• **WORK TO COMPLETE**
What lines in the records below contain the string "target"? Copy every one.
(Beginning of DATA SECTION)
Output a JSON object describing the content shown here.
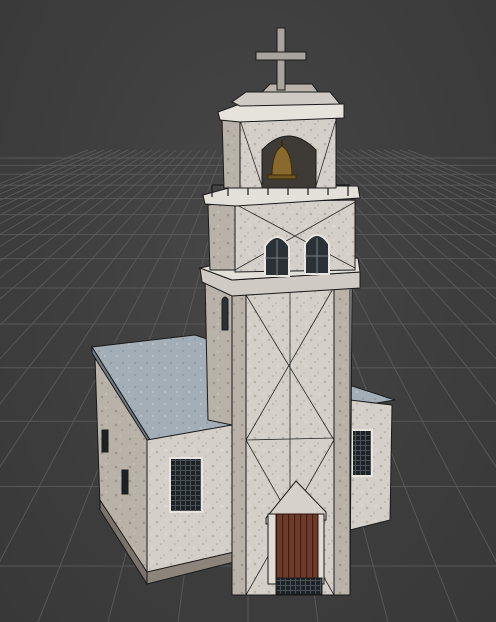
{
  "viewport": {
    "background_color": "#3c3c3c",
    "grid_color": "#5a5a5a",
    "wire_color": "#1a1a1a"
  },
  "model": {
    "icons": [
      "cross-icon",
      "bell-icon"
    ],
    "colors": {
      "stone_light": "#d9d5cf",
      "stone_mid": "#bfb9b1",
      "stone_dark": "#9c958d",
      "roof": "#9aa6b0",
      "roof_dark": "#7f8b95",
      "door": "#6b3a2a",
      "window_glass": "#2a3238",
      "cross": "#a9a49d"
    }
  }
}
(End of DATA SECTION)
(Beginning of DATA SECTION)
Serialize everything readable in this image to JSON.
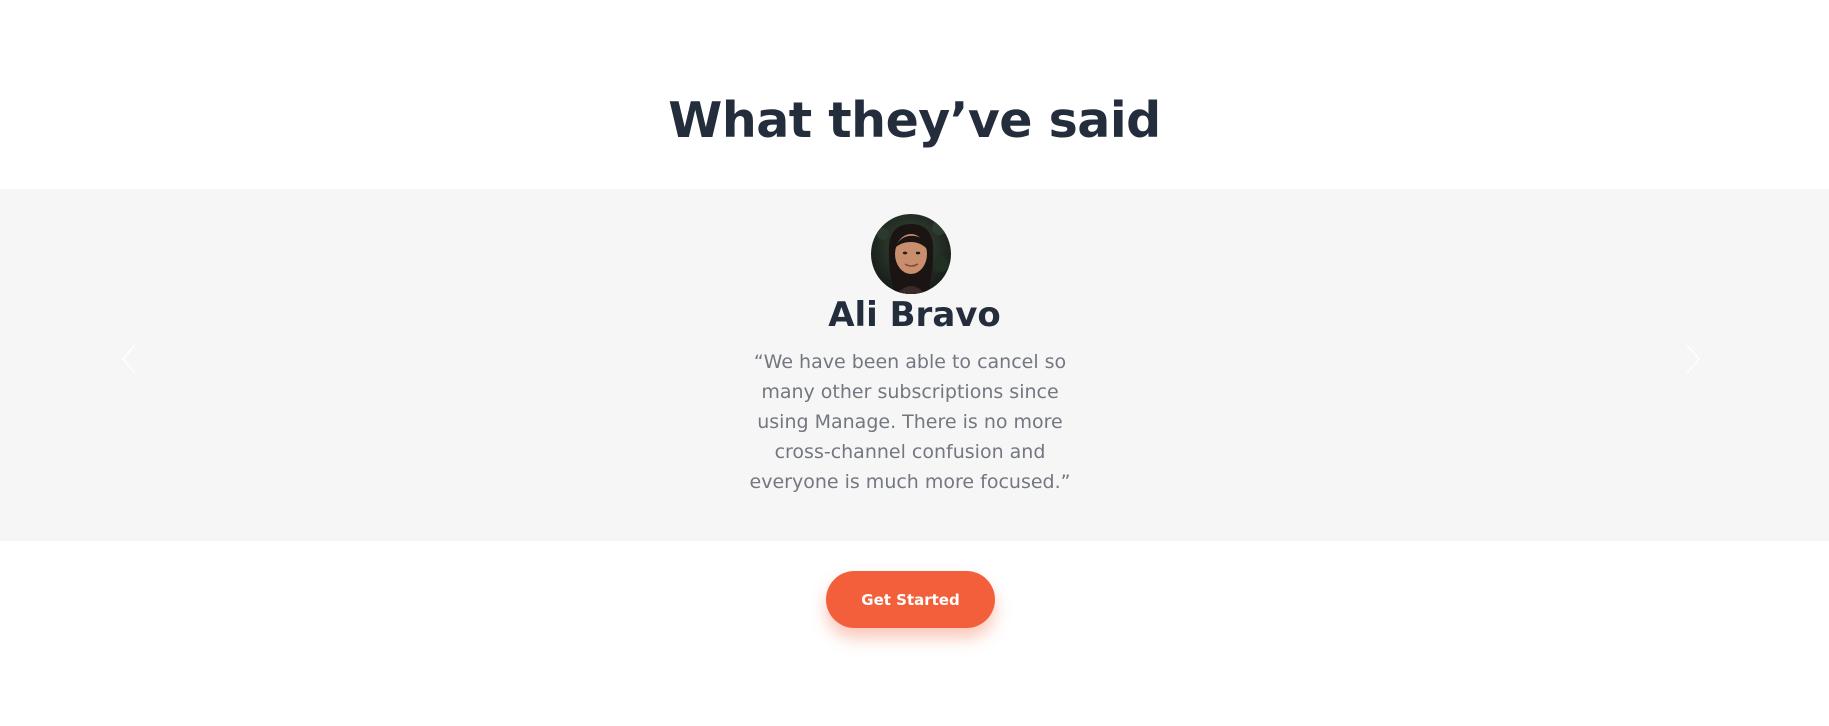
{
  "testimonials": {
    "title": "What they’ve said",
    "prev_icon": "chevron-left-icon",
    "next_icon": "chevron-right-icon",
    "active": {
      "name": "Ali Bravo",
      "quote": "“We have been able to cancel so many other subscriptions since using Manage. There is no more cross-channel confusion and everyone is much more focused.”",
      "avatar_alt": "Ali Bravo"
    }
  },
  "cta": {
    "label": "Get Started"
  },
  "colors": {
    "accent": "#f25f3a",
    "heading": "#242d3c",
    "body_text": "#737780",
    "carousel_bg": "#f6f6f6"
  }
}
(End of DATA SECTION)
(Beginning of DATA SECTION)
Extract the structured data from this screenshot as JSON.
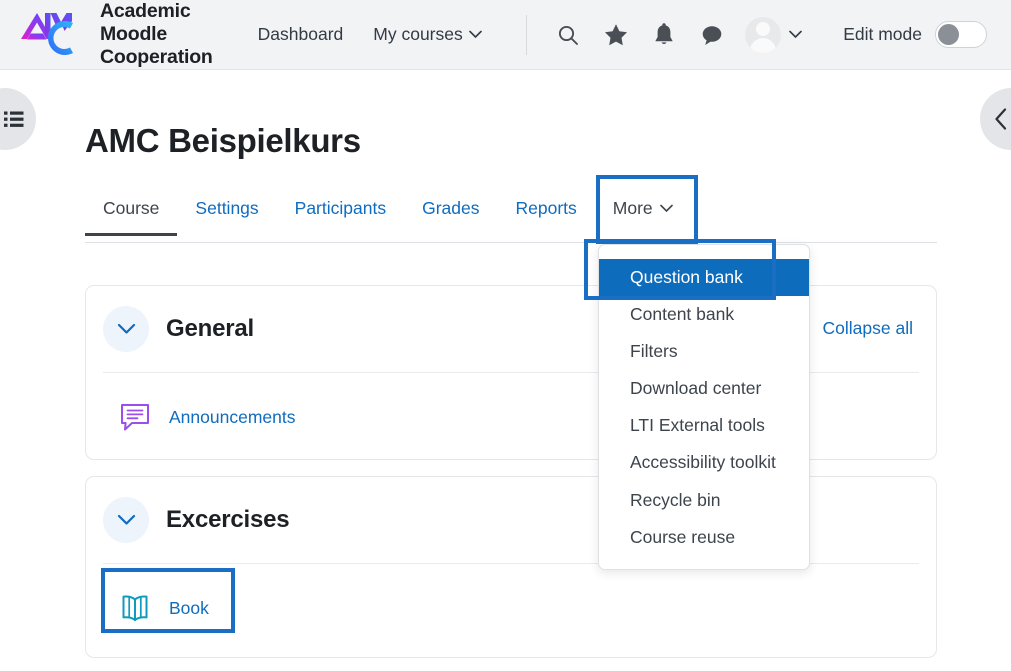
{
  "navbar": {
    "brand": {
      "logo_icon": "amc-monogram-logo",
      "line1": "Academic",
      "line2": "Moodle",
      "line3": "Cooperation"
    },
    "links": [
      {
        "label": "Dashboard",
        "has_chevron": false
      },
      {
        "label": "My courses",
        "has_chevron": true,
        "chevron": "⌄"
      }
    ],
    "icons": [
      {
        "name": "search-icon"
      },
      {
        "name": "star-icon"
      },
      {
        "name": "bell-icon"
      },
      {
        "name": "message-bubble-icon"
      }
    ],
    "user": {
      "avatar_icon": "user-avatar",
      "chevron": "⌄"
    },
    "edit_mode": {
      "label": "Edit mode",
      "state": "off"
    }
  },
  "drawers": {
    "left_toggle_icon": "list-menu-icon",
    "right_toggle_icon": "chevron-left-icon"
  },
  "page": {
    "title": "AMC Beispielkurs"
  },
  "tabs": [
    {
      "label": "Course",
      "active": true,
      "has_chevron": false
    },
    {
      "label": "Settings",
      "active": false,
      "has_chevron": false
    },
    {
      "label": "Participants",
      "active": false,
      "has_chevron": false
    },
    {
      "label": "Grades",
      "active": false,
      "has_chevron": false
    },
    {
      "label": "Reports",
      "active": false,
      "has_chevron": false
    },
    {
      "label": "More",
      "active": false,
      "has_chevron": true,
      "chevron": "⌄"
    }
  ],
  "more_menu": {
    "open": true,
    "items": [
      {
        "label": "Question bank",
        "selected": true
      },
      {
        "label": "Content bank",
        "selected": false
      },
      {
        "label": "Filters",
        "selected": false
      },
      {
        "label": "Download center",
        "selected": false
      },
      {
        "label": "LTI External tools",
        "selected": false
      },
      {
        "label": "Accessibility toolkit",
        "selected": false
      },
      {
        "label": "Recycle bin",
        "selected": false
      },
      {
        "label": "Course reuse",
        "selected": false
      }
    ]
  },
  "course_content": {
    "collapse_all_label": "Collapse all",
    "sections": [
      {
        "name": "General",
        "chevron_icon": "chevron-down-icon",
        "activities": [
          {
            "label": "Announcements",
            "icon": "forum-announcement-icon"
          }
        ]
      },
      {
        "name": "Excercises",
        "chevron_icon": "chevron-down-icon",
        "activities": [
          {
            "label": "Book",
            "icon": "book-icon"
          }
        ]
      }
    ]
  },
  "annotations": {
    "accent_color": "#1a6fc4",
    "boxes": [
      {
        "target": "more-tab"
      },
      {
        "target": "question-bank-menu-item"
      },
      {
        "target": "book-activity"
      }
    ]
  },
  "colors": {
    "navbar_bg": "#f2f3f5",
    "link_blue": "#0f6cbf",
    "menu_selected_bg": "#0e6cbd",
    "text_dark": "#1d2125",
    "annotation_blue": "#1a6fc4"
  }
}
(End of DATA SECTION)
• **WORKED SOLUTION**
        "target": "more-tab"
        "target": "question-bank-menu-item"
        "target": "book-activity"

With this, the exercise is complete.